3. Schedule regular self-care
Frustration towards work and other obligations can build because we’re so busy fulfilling all the other things on our plate that we forget to fuel our own needs and take time for ourselves. This could be eating well, making physical activity a priority, or making time to be social and connecting with people who fill your cup. It shouldn’t be a guilty pleasure, but a priority like eating and drinking.
4. Take a break
It has been challenging to book holidays over the past two years, the thought of using up annual leave to be in lockdown seemed pointless. But long periods of intense work without a break can lead to fatigue, illness and your impact mental health. If you are feeling like you’re nearly at breaking point, consider when you last took a break? Whether you go away or make it a staycation, book time off. To give yourself the mental break, above all else, turn off your notifications, turn on an out of office message and ensure someone else can pick up your communications until you are back.
Research has found the optimal number of days away is eight days to feel the benefits of switching off and recharging. Longer holidays are of course great, but if that is not possible, eight is a good number to aim for.
5. Get your finances in order
Whether you are under actually under financial stress, or you are just concerned by money worries, the impact on your physical and mental wellbeing has found to be the same. Understanding your financial situation can give you the freedom to decide or at least create a plan for the future.
Can you afford time off? If you’ve been considering a change, it doesn’t necessarily mean a pay cut but it’s useful to know what salary you need to live on to facilitate a transition.
6. Change the situation or change your situation
Did you always feel this way about your job? What changed and when did it change? Brad Pugh in The Fit Factors talks about the four elements that create the right job fit:
These are unique to each individual and to achieve the right fit, you need to first be aware what elements are right for you. Ask your current employer about potential opportunities that meet your ‘fit factors’ or start looking elsewhere.
Even with all of your best efforts, if the environment you’re working in or your role design makes it difficult to live a sustainable and healthy life, you have three options.
- Raise the issues with your employer to enact change and support
- If #1 is not productive, make a plan to exit.
- Your third choice is to wait and see, but just be conscious of what signals you’re waiting for and not just avoiding taking action.
7. Reconnect with your network
Everyone is busy and it’s easy to lose contact with personal and professional contacts without intentional effort.
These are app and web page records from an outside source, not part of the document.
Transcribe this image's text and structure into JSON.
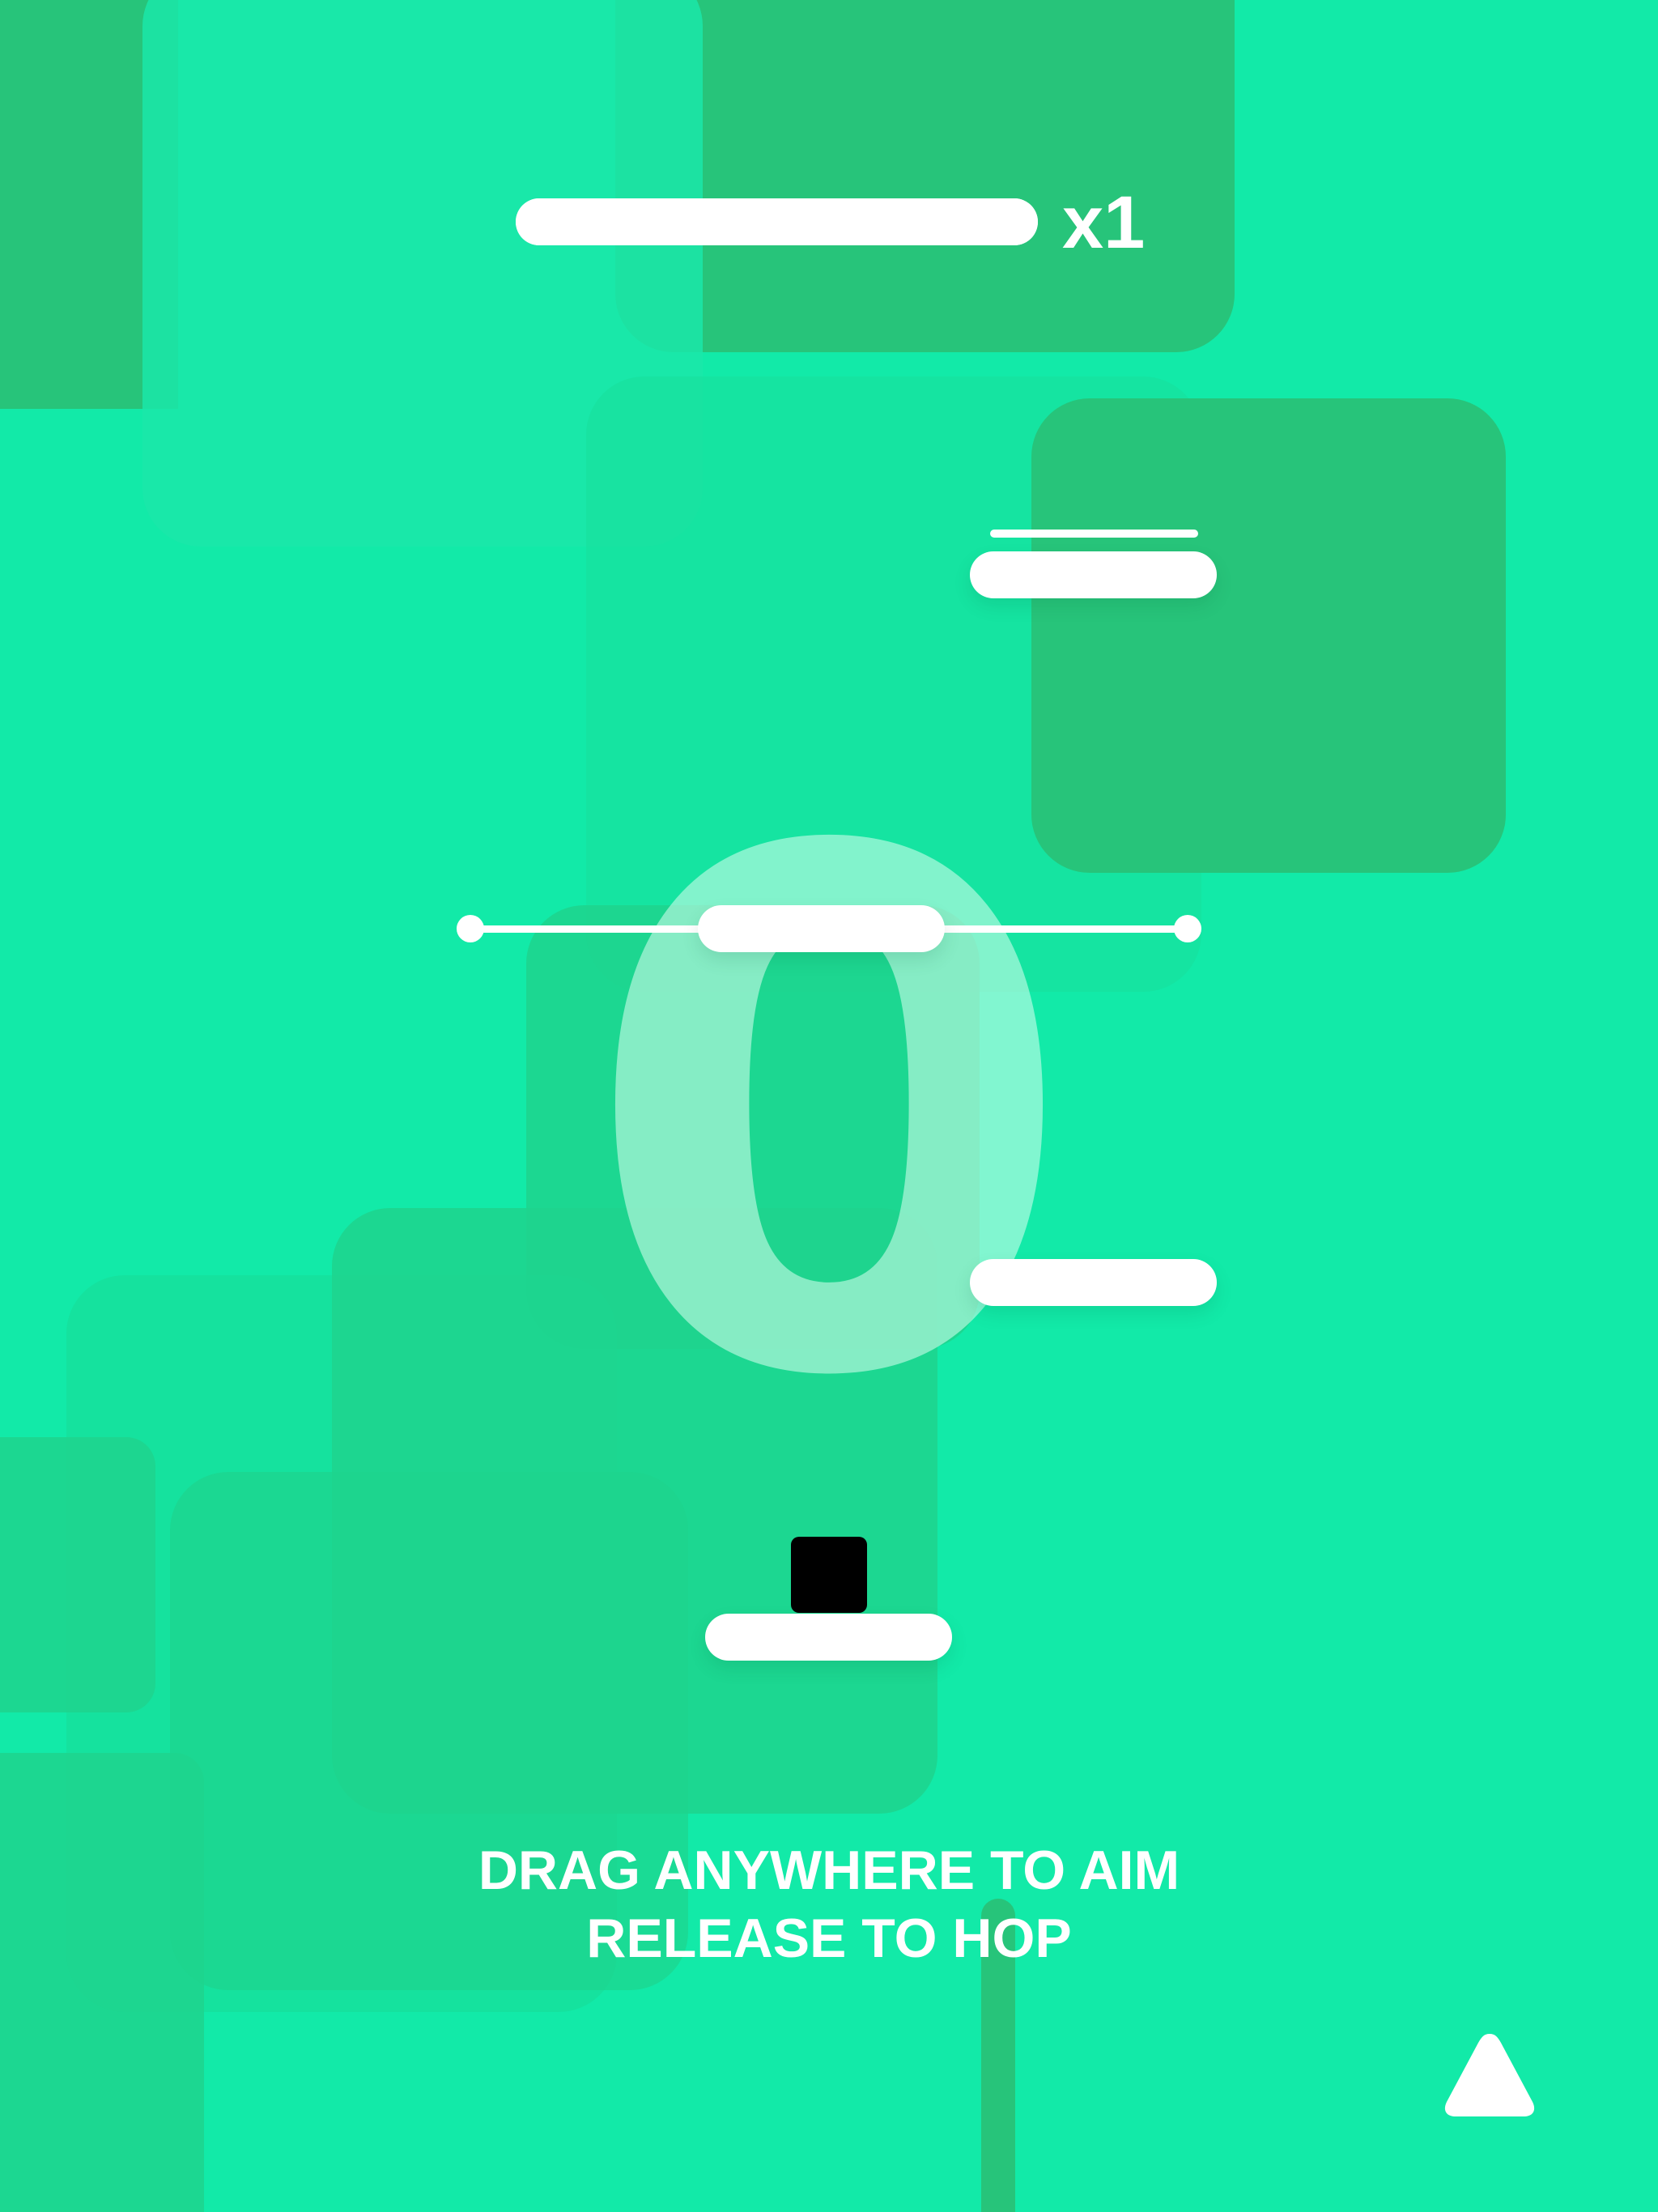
{
  "hud": {
    "progress": 1.0,
    "multiplier": "x1"
  },
  "score": {
    "value": "0"
  },
  "instructions": {
    "line1": "DRAG ANYWHERE TO AIM",
    "line2": "RELEASE TO HOP"
  },
  "controls": {
    "up_button_icon": "triangle-up-icon"
  },
  "colors": {
    "background": "#12EAA8",
    "block_dark": "#27C47A",
    "platform": "#FFFFFF",
    "player": "#000000"
  }
}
The good news is everyone is in the same boat. So if you haven’t been in touch with an old colleague for in a year or two, it doesn’t matter, get in contact. By keeping in touch with your network, you may uncover new job opportunities and at the very least broaden your outlook. You may also gain insight into other organisations and industries, identifying where the grass may truly be greener.
Change is constant and many industries have navigated seismic challenges and are facing continued uncertainty. This build up of pressure with poor leadership can result in unhealthy workplaces. It can be due to increasing workloads, poor communication and transparency, fear, or anxiety caused by extended periods of uncertainty. If you feel like you have just about had enough, know you are not alone. And if you are unsure of what to do next, take a step back and get clear on what you need to do before taking a giant leap forward.